I really just wanted to make a cool, sun/mandala-type design with the TSA plate… My goal was to incorporate many colors… especially bright colors

Microbes Dress for Success: Tolerance or Resistance?

Microbes Dress for Success: Tolerance or Resistance? From: Trends In Microbiology, published January 2017

Article Link: https://www.sciencedirect.com/science/article/pii/S0966842X1630169X

Summary: “Tolerance,” in terms of host-invader relationship, has long been thought to be attributed to the immune system within the organism. Although the immune system plays the majority role, recent theories have come to include that some members of the intestinal microbiota have developed mechanisms to encourage tolerance defenses and resistance in their hosts. Recent studies have shown some interesting results on this topic, with results in agreement with the theory. One example of this can be seen in a study done on the microbiota of mice; one microorganism was found to promote tolerance to numerous infections by mediating communications between bodily systems.

Connections: Different microbes serve different purposes and have specific “designs” that play a crucial role in their environment. Possible modifications which allow for a symbiotic relationship between both host and intestinal microbe can help us to better understand the interactions between host, microbe,   and invading   microbes.

Critical Analysis: This article contained multiple examples of the topic while also providing a good connection between them and the point to be proved. The article was written in a style that was easy to read (for  a college student) and was relatively easy for someone not in the field of biology (besides general terminology) and was an interesting read. I found the idea of a more diverse host-microbe relationship quite interesting.

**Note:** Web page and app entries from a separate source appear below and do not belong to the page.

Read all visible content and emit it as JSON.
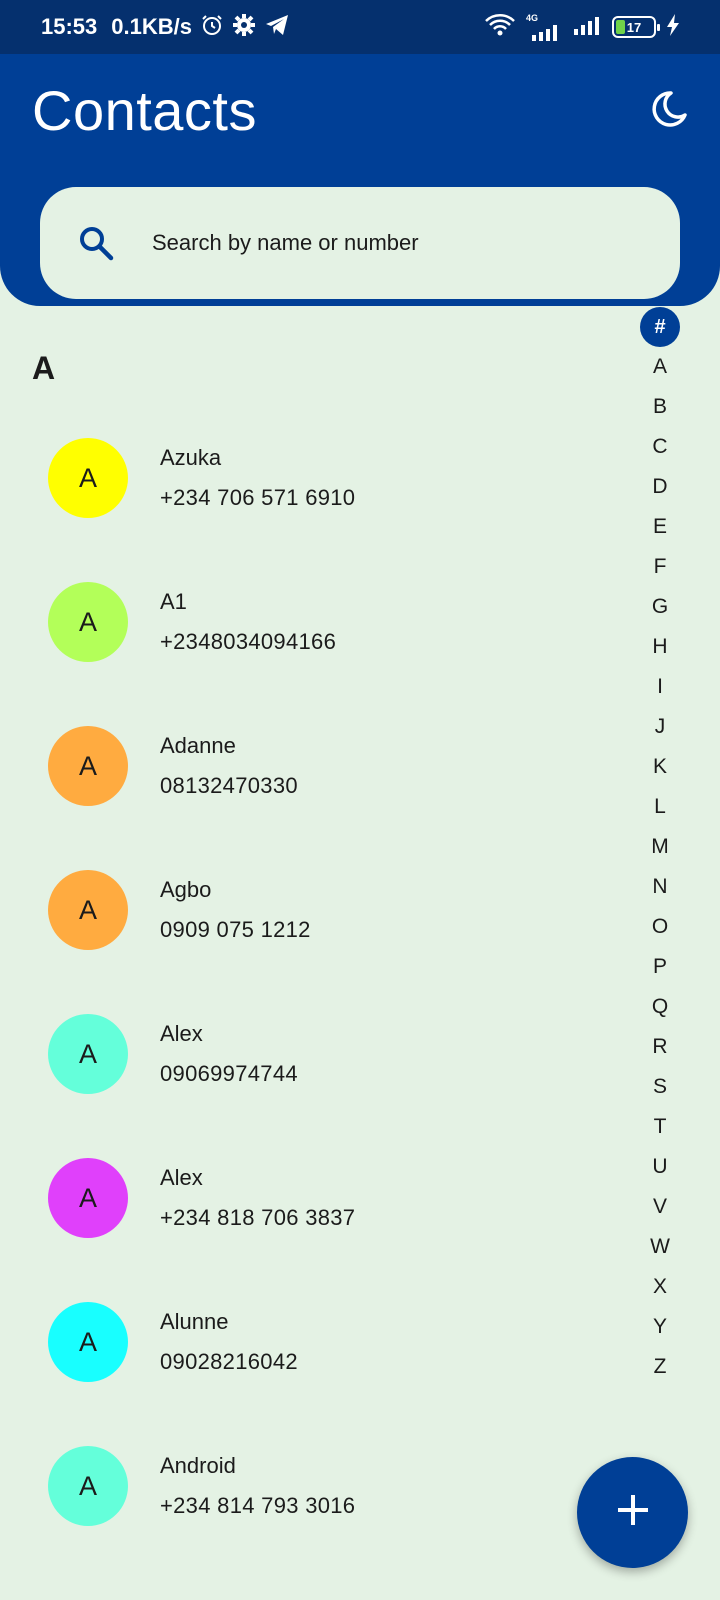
{
  "status_bar": {
    "time": "15:53",
    "speed": "0.1KB/s",
    "network_type": "4G",
    "battery": "17"
  },
  "header": {
    "title": "Contacts",
    "theme_icon": "moon-icon"
  },
  "search": {
    "placeholder": "Search by name or number",
    "icon": "search-icon"
  },
  "section": {
    "letter": "A"
  },
  "contacts": [
    {
      "initial": "A",
      "name": "Azuka",
      "phone": "+234 706 571 6910",
      "color": "#ffff00"
    },
    {
      "initial": "A",
      "name": "A1",
      "phone": "+2348034094166",
      "color": "#b3ff59"
    },
    {
      "initial": "A",
      "name": "Adanne",
      "phone": "08132470330",
      "color": "#ffab40"
    },
    {
      "initial": "A",
      "name": "Agbo",
      "phone": "0909 075 1212",
      "color": "#ffab40"
    },
    {
      "initial": "A",
      "name": "Alex",
      "phone": "09069974744",
      "color": "#64ffda"
    },
    {
      "initial": "A",
      "name": "Alex",
      "phone": "+234 818 706 3837",
      "color": "#e040fb"
    },
    {
      "initial": "A",
      "name": "Alunne",
      "phone": "09028216042",
      "color": "#18ffff"
    },
    {
      "initial": "A",
      "name": "Android",
      "phone": "+234 814 793 3016",
      "color": "#64ffda"
    }
  ],
  "alphabet_index": [
    "#",
    "A",
    "B",
    "C",
    "D",
    "E",
    "F",
    "G",
    "H",
    "I",
    "J",
    "K",
    "L",
    "M",
    "N",
    "O",
    "P",
    "Q",
    "R",
    "S",
    "T",
    "U",
    "V",
    "W",
    "X",
    "Y",
    "Z"
  ],
  "alphabet_active": "#",
  "fab": {
    "icon": "plus-icon"
  },
  "colors": {
    "primary": "#003f96",
    "status_bar": "#05306e",
    "background": "#e4f2e4"
  }
}
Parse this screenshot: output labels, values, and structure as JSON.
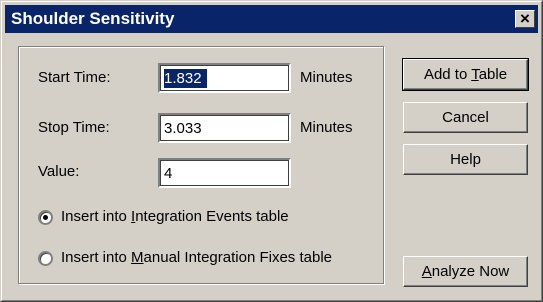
{
  "window": {
    "title": "Shoulder Sensitivity",
    "close_glyph": "×"
  },
  "fields": {
    "start_time": {
      "label": "Start Time:",
      "value": "1.832",
      "unit": "Minutes"
    },
    "stop_time": {
      "label": "Stop Time:",
      "value": "3.033",
      "unit": "Minutes"
    },
    "value": {
      "label": "Value:",
      "value": "4"
    }
  },
  "options": [
    {
      "pre": "Insert into ",
      "key": "I",
      "post": "ntegration Events table",
      "selected": true
    },
    {
      "pre": "Insert into ",
      "key": "M",
      "post": "anual Integration Fixes table",
      "selected": false
    }
  ],
  "buttons": {
    "add_to_table": {
      "pre": "Add to ",
      "key": "T",
      "post": "able"
    },
    "cancel": {
      "label": "Cancel"
    },
    "help": {
      "label": "Help"
    },
    "analyze_now": {
      "pre": "",
      "key": "A",
      "post": "nalyze Now"
    }
  },
  "colors": {
    "face": "#d4d0c8",
    "titlebar": "#0a246a",
    "selection": "#0a246a"
  }
}
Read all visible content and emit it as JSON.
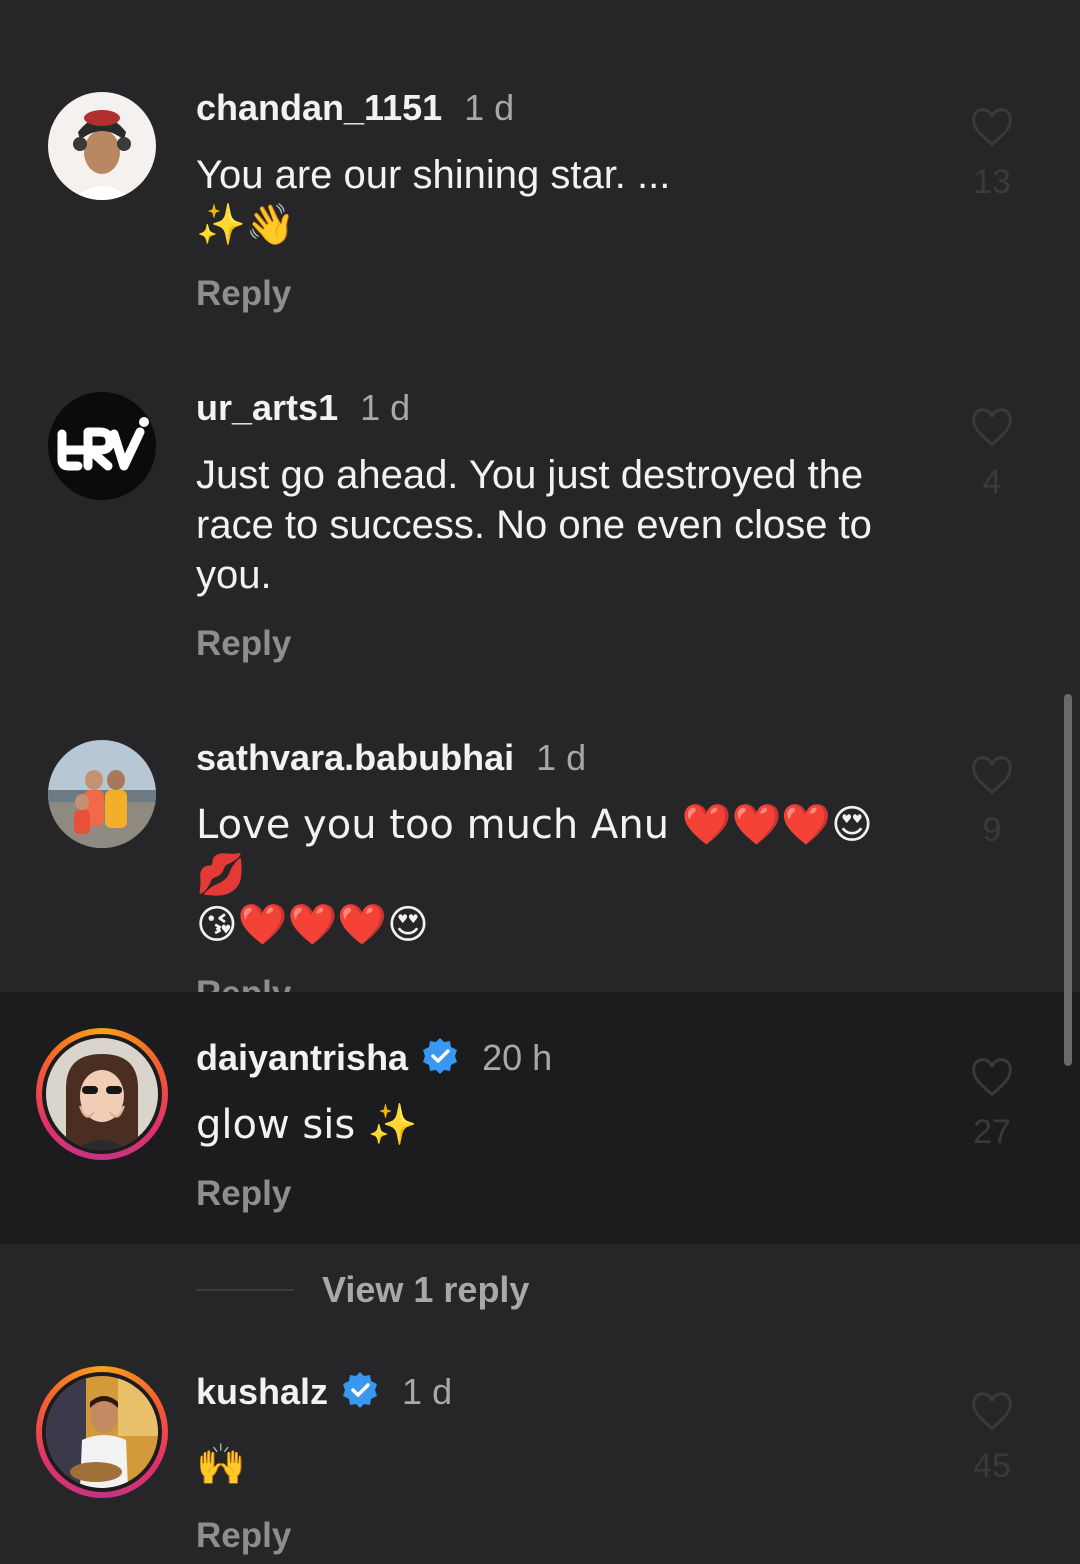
{
  "comments": [
    {
      "username": "chandan_1151",
      "time": "1 d",
      "text_line1": "You are our shining star. ...",
      "text_line2": "✨👋",
      "reply": "Reply",
      "likes": "13"
    },
    {
      "username": "ur_arts1",
      "time": "1 d",
      "text_line1": "Just go ahead. You just destroyed the",
      "text_line2": "race to success. No one even close to",
      "text_line3": "you.",
      "reply": "Reply",
      "likes": "4"
    },
    {
      "username": "sathvara.babubhai",
      "time": "1 d",
      "text_line1": "Love you too much Anu ❤️❤️❤️😍💋",
      "text_line2": "😘❤️❤️❤️😍",
      "reply": "Reply",
      "likes": "9"
    },
    {
      "username": "daiyantrisha",
      "time": "20 h",
      "text_line1": "glow sis ✨",
      "reply": "Reply",
      "likes": "27"
    },
    {
      "username": "kushalz",
      "time": "1 d",
      "text_line1": "🙌",
      "reply": "Reply",
      "likes": "45"
    }
  ],
  "view_replies": "View 1 reply",
  "colors": {
    "background": "#262628",
    "highlight": "#1c1c1e",
    "verified": "#3897f0"
  }
}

Question: What other microbial interactions and symbiotic relationships exist within the intestinal microbiota?